Dr. Dennis P. Riley, of the Royal Institution, has written me that he has
made application for the Chowh Research Professorship of Chemistry in Queen’s University.
Although he has not asked me to write a reference for him, I have decided to write
to you, in the hope that my knowledge about his work may be useful to you in making
I have been deeply interested in the work that Dr. Riley and his collaborators
have been carrying out during recent years. It is evident that he has a thoroughly
sound training in physical chemistry, and that he is a man of unusual originality
and effectiveness. He has a thorough understanding of modern methods of investigating
the structure of large molecules, including the several physical chemical techniques
and the x-ray diffraction techniques.
I consider the work that he has carried out during the last two years, on
the determination of the principal ways of folding of polypeptide chains in the globular
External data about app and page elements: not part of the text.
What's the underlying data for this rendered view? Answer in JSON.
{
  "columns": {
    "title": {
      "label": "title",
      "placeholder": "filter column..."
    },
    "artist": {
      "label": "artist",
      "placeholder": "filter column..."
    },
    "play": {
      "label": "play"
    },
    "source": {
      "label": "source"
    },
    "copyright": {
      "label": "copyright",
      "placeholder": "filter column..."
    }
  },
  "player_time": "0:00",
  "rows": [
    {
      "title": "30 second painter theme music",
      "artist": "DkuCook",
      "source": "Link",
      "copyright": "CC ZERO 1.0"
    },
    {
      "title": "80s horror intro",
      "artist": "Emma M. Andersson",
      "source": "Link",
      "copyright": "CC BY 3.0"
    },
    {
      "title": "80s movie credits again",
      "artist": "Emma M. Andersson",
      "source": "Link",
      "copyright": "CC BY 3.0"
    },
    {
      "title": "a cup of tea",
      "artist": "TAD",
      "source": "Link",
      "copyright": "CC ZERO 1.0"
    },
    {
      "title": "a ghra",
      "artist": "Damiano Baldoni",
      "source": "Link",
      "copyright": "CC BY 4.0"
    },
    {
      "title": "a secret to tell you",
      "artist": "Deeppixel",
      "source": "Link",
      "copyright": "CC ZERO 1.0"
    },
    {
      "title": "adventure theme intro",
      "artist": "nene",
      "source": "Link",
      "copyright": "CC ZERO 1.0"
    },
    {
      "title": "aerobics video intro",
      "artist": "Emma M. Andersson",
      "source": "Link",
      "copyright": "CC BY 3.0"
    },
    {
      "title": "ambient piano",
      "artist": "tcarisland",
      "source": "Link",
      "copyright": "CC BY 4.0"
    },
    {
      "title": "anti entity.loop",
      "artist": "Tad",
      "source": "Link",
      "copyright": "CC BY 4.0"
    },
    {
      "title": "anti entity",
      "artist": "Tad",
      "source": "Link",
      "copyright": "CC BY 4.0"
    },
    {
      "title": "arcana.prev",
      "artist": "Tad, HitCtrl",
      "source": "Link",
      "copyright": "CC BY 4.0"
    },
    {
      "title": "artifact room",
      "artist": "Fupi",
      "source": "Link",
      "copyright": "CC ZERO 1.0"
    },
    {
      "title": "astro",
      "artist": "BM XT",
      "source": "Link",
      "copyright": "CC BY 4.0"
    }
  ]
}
proteins through the determination of radical distribution functions to be of the
greatest importance. Dr. Riley and his collaborator, Dr. Arndt, have shown that the
radial distribution method is far more powerful than it had been expected to be, and
that it can be used to distinguish between the right-handed α helix and the left-handed
α helix of L-amino-acid polypeptide chains. This work has been characterized not only
by boldness but also by originality. Similar originality is evident in his work on
the determination of the shape of nucleic acid molecules in solution by the analysis
of the x-ray diffraction pattern.
I had the pleasure of spending a day with Dr. Riley in London last month,
and also of talking with him several times
Principal, Queen’s University, Page 2 21/5/53
in the summer of 1952. He has impressed me as having a fine personality. I am
confident that he would be an unusually successful lecturer, and in general I feel
that I can recommend him strongly for the Chowh Research Professorship.